Each Venus is paired with another sculpture, a cloud or an island wrapped in clouds. Greek islands go with Greek goddesses, rising from thigh-high water, although to these figures they are the size of toy islands or Chinese scholar’s rocks. These islands wear playful collars or hats of cloud, and some lie curled close like pets. In Venus and Island II (2008), her island wears its painted rockfall and foliage patterns like a printed kimono, and seems to exhale its cloud. Her head is the most plausibly fitted to its torso, and the torso is most exactly quoted from the classical original. She glances down as if to watch her island steaming away. In Venus and Island IV (2009), the island is clearly a scholar’s rock, ringed with its traditional ripples, and a narrower version of these rippling lines indicates her drapery. She is also Buddha-like, standing straight with parted legs on a blackened pedestal. Her cheek paint runs down her chest and around her one exposed breast. The armlessness that Takamori takes from his broken antique inspirations is more shocking here, in an otherwise complete figure. Takamori’s interpretation of transparent classical drapery is interesting. It’s not unlike the shallow rivulets of Aphrodite’s wet gown from the Ludovisi Throne (fifth century B.C.), in Rome’s Palazzo Altemps, but his drapery is painted onto the skin, rendered as the trails or signatures of stroking caresses. On several of the Venus figures, faint vertical stains of white follow their forms as gravity dictates, even continuing onto the pedestal.
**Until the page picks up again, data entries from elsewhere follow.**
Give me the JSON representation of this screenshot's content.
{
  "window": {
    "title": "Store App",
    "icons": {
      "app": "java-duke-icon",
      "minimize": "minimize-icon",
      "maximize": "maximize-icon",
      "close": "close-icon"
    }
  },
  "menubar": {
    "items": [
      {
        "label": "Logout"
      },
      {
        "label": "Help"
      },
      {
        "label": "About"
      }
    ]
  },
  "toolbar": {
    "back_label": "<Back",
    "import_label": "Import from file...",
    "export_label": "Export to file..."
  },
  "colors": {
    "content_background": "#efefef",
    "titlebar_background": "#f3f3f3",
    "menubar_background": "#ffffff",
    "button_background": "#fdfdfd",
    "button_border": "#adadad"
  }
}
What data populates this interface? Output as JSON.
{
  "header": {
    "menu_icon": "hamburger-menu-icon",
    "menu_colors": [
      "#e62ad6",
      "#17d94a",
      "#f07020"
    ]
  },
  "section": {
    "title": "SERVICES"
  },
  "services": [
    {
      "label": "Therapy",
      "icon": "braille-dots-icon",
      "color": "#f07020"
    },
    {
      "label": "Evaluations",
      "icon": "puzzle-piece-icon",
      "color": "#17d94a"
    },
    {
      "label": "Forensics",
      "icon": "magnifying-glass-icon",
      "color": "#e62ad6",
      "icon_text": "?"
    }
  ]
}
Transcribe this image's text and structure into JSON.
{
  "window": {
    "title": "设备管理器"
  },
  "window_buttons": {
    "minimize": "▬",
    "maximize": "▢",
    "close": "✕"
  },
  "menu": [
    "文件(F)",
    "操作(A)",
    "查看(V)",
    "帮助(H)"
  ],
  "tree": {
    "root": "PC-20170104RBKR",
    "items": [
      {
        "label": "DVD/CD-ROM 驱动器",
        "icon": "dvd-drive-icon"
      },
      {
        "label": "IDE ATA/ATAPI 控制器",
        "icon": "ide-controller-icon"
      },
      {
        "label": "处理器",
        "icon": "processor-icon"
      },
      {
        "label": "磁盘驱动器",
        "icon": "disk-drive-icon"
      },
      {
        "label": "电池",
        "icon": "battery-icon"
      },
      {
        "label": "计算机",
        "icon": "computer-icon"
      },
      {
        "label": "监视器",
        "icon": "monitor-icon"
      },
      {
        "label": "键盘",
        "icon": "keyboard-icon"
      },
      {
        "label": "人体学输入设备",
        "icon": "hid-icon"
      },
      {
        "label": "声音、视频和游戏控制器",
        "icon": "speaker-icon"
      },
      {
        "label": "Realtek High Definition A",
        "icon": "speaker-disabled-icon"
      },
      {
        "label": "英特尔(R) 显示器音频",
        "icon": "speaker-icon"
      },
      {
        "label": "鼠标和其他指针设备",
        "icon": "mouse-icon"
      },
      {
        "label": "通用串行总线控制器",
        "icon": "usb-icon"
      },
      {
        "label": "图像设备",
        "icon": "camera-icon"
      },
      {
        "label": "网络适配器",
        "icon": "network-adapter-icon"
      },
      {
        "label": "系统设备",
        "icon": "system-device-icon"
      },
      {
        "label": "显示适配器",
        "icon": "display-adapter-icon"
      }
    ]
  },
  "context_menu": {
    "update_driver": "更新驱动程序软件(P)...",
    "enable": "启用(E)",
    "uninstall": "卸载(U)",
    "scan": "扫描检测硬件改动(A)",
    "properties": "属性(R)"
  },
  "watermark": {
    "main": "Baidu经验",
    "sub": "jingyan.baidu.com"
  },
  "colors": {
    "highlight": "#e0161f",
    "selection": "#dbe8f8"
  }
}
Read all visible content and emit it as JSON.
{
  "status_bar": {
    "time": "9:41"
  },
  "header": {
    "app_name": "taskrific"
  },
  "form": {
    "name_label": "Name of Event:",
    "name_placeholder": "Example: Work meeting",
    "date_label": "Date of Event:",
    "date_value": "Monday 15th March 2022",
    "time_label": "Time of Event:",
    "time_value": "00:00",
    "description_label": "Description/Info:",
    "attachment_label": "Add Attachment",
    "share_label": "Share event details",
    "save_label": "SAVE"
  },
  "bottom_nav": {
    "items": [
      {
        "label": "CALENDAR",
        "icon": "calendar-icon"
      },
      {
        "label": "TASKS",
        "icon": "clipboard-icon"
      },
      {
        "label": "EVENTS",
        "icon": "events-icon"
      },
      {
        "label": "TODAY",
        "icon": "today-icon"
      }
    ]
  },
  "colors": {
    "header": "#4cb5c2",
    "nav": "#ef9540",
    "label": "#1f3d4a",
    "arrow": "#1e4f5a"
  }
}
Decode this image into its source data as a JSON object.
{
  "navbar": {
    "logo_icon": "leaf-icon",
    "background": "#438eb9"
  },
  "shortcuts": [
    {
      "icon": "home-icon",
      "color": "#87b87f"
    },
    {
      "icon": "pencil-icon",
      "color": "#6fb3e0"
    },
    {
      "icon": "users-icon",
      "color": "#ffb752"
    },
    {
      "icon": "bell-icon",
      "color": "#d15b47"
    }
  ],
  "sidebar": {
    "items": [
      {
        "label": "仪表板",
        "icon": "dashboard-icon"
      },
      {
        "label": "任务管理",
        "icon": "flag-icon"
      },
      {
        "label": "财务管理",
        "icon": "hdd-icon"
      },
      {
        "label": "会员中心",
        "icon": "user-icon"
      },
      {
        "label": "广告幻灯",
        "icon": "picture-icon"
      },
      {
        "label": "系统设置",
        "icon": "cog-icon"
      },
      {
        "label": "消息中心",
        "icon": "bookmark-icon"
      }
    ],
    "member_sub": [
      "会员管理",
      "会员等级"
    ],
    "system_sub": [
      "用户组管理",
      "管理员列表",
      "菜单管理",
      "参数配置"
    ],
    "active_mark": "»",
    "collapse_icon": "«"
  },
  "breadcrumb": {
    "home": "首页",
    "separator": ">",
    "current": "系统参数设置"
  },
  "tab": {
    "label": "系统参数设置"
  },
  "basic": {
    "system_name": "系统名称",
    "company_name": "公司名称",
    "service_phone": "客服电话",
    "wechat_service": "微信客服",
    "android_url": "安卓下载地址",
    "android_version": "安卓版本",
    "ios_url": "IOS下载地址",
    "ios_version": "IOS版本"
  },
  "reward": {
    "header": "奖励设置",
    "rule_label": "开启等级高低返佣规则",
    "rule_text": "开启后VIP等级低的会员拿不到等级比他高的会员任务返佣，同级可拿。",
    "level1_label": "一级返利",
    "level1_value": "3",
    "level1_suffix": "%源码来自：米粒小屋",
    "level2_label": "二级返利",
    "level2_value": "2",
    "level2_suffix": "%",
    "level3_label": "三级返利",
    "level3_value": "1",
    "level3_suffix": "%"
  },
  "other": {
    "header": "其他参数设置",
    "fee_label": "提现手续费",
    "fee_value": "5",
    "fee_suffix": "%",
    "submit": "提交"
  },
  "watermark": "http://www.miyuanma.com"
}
Takamori’s girls are more powerful than his women. His girls wear the robes of power and have arms and legs. His women live in their heads on top of defenseless bodies that must be worshipped but cannot be used, and these large heads give their bodies the proportions of childhood, not even adolescence. Insofar as these Venuses are sculptures of statues, of existing objects, their bodies are not vulnerable. If these are sculptures of living women, they are ultimately more frightening than anything in Wonderland. Yet in their meek serenity, accompanied by Oriental islands or wreathed in clouds, they evoke an ancient and mysterious erotic power. If we compare Takamori’s variations on the Venus torso to Jim Dine’s enormous green bronze enlargements of crude souvenir versions of the Venus de Milo, on Sixth Avenue in Manhattan, we see how sensitively Takamori has translated a classical Greek form. He works from a confident personal connection to the timeless cult of Venus and the cultural resonance of the character of Alice to make sculptures that seem alive. His figures are charming, thought-provoking and formally satisfying new contributions to contemporary figurative sculpture. Barry Friedman Ltd., 515 West 26th Street, New York, New York 10001. Telephone (212) 239-8600. On the web at www.barryfriedmanltd.com